Entries taken from a collection:
· · ·

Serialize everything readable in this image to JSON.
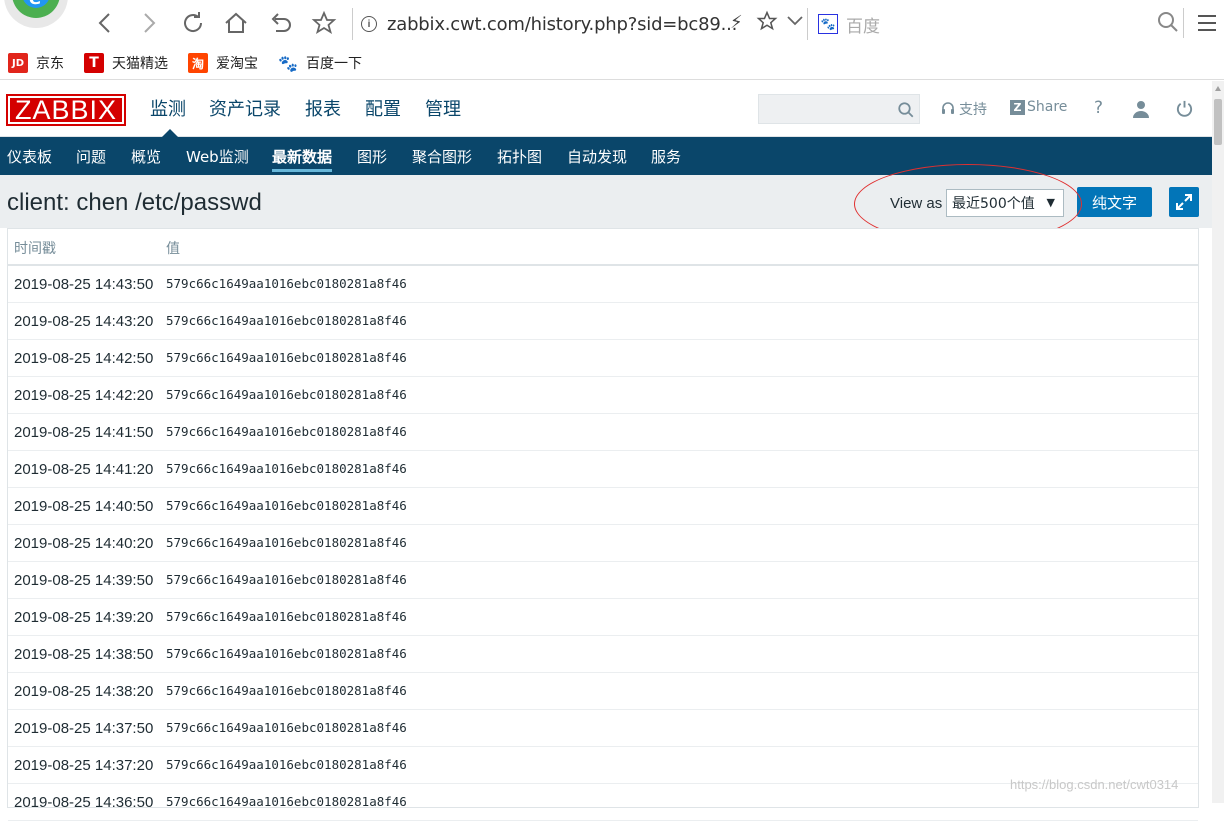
{
  "browser": {
    "url": "zabbix.cwt.com/history.php?sid=bc89...",
    "search_engine": "百度",
    "bookmarks": [
      {
        "label": "京东",
        "icon": "jd-icon",
        "badge": "JD",
        "color": "#e1251b"
      },
      {
        "label": "天猫精选",
        "icon": "tmall-icon",
        "badge": "T",
        "color": "#d40000"
      },
      {
        "label": "爱淘宝",
        "icon": "taobao-icon",
        "badge": "淘",
        "color": "#ff4400"
      },
      {
        "label": "百度一下",
        "icon": "baidu-paw-icon",
        "badge": "",
        "color": "#2932e1"
      }
    ]
  },
  "header": {
    "logo": "ZABBIX",
    "menu": [
      "监测",
      "资产记录",
      "报表",
      "配置",
      "管理"
    ],
    "active_menu": "监测",
    "support": "支持",
    "share": "Share",
    "help": "?"
  },
  "submenu": {
    "items": [
      "仪表板",
      "问题",
      "概览",
      "Web监测",
      "最新数据",
      "图形",
      "聚合图形",
      "拓扑图",
      "自动发现",
      "服务"
    ],
    "active": "最新数据"
  },
  "page": {
    "title": "client: chen /etc/passwd",
    "view_as_label": "View as",
    "view_as_value": "最近500个值",
    "plain_text_button": "纯文字"
  },
  "table": {
    "columns": [
      "时间戳",
      "值"
    ],
    "rows": [
      {
        "time": "2019-08-25 14:43:50",
        "value": "579c66c1649aa1016ebc0180281a8f46"
      },
      {
        "time": "2019-08-25 14:43:20",
        "value": "579c66c1649aa1016ebc0180281a8f46"
      },
      {
        "time": "2019-08-25 14:42:50",
        "value": "579c66c1649aa1016ebc0180281a8f46"
      },
      {
        "time": "2019-08-25 14:42:20",
        "value": "579c66c1649aa1016ebc0180281a8f46"
      },
      {
        "time": "2019-08-25 14:41:50",
        "value": "579c66c1649aa1016ebc0180281a8f46"
      },
      {
        "time": "2019-08-25 14:41:20",
        "value": "579c66c1649aa1016ebc0180281a8f46"
      },
      {
        "time": "2019-08-25 14:40:50",
        "value": "579c66c1649aa1016ebc0180281a8f46"
      },
      {
        "time": "2019-08-25 14:40:20",
        "value": "579c66c1649aa1016ebc0180281a8f46"
      },
      {
        "time": "2019-08-25 14:39:50",
        "value": "579c66c1649aa1016ebc0180281a8f46"
      },
      {
        "time": "2019-08-25 14:39:20",
        "value": "579c66c1649aa1016ebc0180281a8f46"
      },
      {
        "time": "2019-08-25 14:38:50",
        "value": "579c66c1649aa1016ebc0180281a8f46"
      },
      {
        "time": "2019-08-25 14:38:20",
        "value": "579c66c1649aa1016ebc0180281a8f46"
      },
      {
        "time": "2019-08-25 14:37:50",
        "value": "579c66c1649aa1016ebc0180281a8f46"
      },
      {
        "time": "2019-08-25 14:37:20",
        "value": "579c66c1649aa1016ebc0180281a8f46"
      },
      {
        "time": "2019-08-25 14:36:50",
        "value": "579c66c1649aa1016ebc0180281a8f46"
      }
    ]
  },
  "watermark": "https://blog.csdn.net/cwt0314"
}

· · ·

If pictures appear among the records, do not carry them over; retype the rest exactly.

Serialize everything readable in this image to JSON.
{
  "browser": {
    "url": "zabbix.cwt.com/history.php?sid=bc89...",
    "search_engine": "百度",
    "bookmarks": [
      {
        "label": "京东",
        "icon": "jd-icon",
        "badge": "JD",
        "color": "#e1251b"
      },
      {
        "label": "天猫精选",
        "icon": "tmall-icon",
        "badge": "T",
        "color": "#d40000"
      },
      {
        "label": "爱淘宝",
        "icon": "taobao-icon",
        "badge": "淘",
        "color": "#ff4400"
      },
      {
        "label": "百度一下",
        "icon": "baidu-paw-icon",
        "badge": "",
        "color": "#2932e1"
      }
    ]
  },
  "header": {
    "logo": "ZABBIX",
    "menu": [
      "监测",
      "资产记录",
      "报表",
      "配置",
      "管理"
    ],
    "active_menu": "监测",
    "support": "支持",
    "share": "Share",
    "help": "?"
  },
  "submenu": {
    "items": [
      "仪表板",
      "问题",
      "概览",
      "Web监测",
      "最新数据",
      "图形",
      "聚合图形",
      "拓扑图",
      "自动发现",
      "服务"
    ],
    "active": "最新数据"
  },
  "page": {
    "title": "client: chen /etc/passwd",
    "view_as_label": "View as",
    "view_as_value": "最近500个值",
    "plain_text_button": "纯文字"
  },
  "table": {
    "columns": [
      "时间戳",
      "值"
    ],
    "rows": [
      {
        "time": "2019-08-25 14:43:50",
        "value": "579c66c1649aa1016ebc0180281a8f46"
      },
      {
        "time": "2019-08-25 14:43:20",
        "value": "579c66c1649aa1016ebc0180281a8f46"
      },
      {
        "time": "2019-08-25 14:42:50",
        "value": "579c66c1649aa1016ebc0180281a8f46"
      },
      {
        "time": "2019-08-25 14:42:20",
        "value": "579c66c1649aa1016ebc0180281a8f46"
      },
      {
        "time": "2019-08-25 14:41:50",
        "value": "579c66c1649aa1016ebc0180281a8f46"
      },
      {
        "time": "2019-08-25 14:41:20",
        "value": "579c66c1649aa1016ebc0180281a8f46"
      },
      {
        "time": "2019-08-25 14:40:50",
        "value": "579c66c1649aa1016ebc0180281a8f46"
      },
      {
        "time": "2019-08-25 14:40:20",
        "value": "579c66c1649aa1016ebc0180281a8f46"
      },
      {
        "time": "2019-08-25 14:39:50",
        "value": "579c66c1649aa1016ebc0180281a8f46"
      },
      {
        "time": "2019-08-25 14:39:20",
        "value": "579c66c1649aa1016ebc0180281a8f46"
      },
      {
        "time": "2019-08-25 14:38:50",
        "value": "579c66c1649aa1016ebc0180281a8f46"
      },
      {
        "time": "2019-08-25 14:38:20",
        "value": "579c66c1649aa1016ebc0180281a8f46"
      },
      {
        "time": "2019-08-25 14:37:50",
        "value": "579c66c1649aa1016ebc0180281a8f46"
      },
      {
        "time": "2019-08-25 14:37:20",
        "value": "579c66c1649aa1016ebc0180281a8f46"
      },
      {
        "time": "2019-08-25 14:36:50",
        "value": "579c66c1649aa1016ebc0180281a8f46"
      }
    ]
  },
  "watermark": "https://blog.csdn.net/cwt0314"
}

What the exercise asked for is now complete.